As I say, there will be, in the near future, a project website and Twitter feed (@WW1PensionsCare – as soon as Twitter allows me to register it).  Please bookmark and follow us to see how we develop and do get in touch if you want to find out more.

 

Looking Ahead

Happy New Year! I hope you have all had very merry and happy holiday seasons. Mine was lovely, marred only by sickness which struck on Boxing Day and has affected one or other member of my household ever since. Still, sore throats notwithstanding, we KBO.

Today is my first back at work since the holidays, although given the silence in the corridors, most of my colleagues have decided that this half a week is a bit pointless and have sensibly stayed away. With only one day in the office, I have mainly been concentrating on clearing my desk in preparation for the new year and, having almost succeeded (there is one proposal still to draft that is proving so intractable that I think yet another cup of tea will be needed to crack it), I thought this would a good opportunity to take a look ahead at what 2013 has to offer.

Firstly we have a great line-up of speakers for the Legacies of War seminar series. Final confirmation of titles is pending (and the full list will be posted in a week or so), but Adrian Gregory and Santanu Das have both agreed to speak, on ‘Did God Survive the Somme’ (!) and on ‘India, Empire and the First World War’. Both should be fascinating.

Before then I will be heading off to London, to the Wellcome Library where I will be on the hunt for memories of and about medical orderlies.

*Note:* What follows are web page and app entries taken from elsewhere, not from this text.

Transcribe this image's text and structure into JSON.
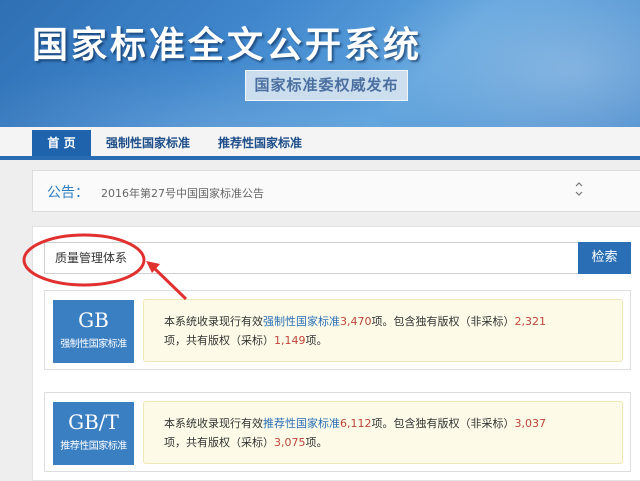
{
  "header": {
    "title": "国家标准全文公开系统",
    "subtitle": "国家标准委权威发布"
  },
  "nav": {
    "items": [
      {
        "label": "首 页",
        "active": true
      },
      {
        "label": "强制性国家标准",
        "active": false
      },
      {
        "label": "推荐性国家标准",
        "active": false
      }
    ]
  },
  "announcement": {
    "label": "公告：",
    "text": "2016年第27号中国国家标准公告",
    "toggle_icon": "up-down-chevron-icon"
  },
  "search": {
    "value": "质量管理体系",
    "button_label": "检索"
  },
  "cards": [
    {
      "code": "GB",
      "name": "强制性国家标准",
      "text_prefix": "本系统收录现行有效",
      "link_text": "强制性国家标准",
      "total": "3,470",
      "text_mid1": "项。包含独有版权（非采标）",
      "exclusive": "2,321",
      "text_mid2": "项，共有版权（采标）",
      "shared": "1,149",
      "text_end": "项。"
    },
    {
      "code": "GB/T",
      "name": "推荐性国家标准",
      "text_prefix": "本系统收录现行有效",
      "link_text": "推荐性国家标准",
      "total": "6,112",
      "text_mid1": "项。包含独有版权（非采标）",
      "exclusive": "3,037",
      "text_mid2": "项，共有版权（采标）",
      "shared": "3,075",
      "text_end": "项。"
    }
  ],
  "colors": {
    "brand_blue": "#1e63ac",
    "number_red": "#c0443a",
    "annotation_red": "#e03030"
  }
}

Having had my proposal on the experiences of orderlies accepted for the Social History Society’s annual conference in March (see here for details), I am now looking for material to support the conclusions I have been drawing from reading Ward Muir’s Observations of an Orderly.  There is at least one orderly memoir at the Wellcome, plus a long list of potential manuscript sources, so it will be a busy.  I am also hoping to attend the IHR conference on open access, The Finch Report, open access and the historical community while I am there (there is a waiting list).

Also coming up is a meeting at the Imperial War Museum North for academics across the North of England to discuss plans for the centenary commemorations and I will be taking the opportunity to go round the ‘Saving Lives’ exhibition while I am there.

There are also a couple of long term plans that are starting to take shape – workshop for the autumn on the history of medicine and warfare, a journal special issue that I have been putting together for years now that hopefully will find a suitable home this year, plans for a primary school class on First World War medicine that may or may not include an accurate reproduction of a stretcher and work with some of the All Our Stories projects relating to Leeds hospitals during the war that have received funding.

And in the interim there will be reading and writing – lots of both.  There is the article on voluntary medical services and their relation to the military that I have been trying to write for a couple of months now, and the stack of books on the Territorial Army sitting seductively on my desk which will, hopefully, inform it.  There is the aforementioned conference paper on medical orderlies and the related research.  There is a beautiful (literally – the cover image is gorgeous) book from Ashgate to review.  And there is the ever-growing reading list, not including the ten books sitting disconsolate on my ‘to read’ shelf awaiting my attention.

So all in all it looks as if this will be a very busy and hopefully productive year in the annals of Arms and the Medical Man.  I will, of course, keep you updated as I go along.  I hope you enjoy the ride as much as I think I will.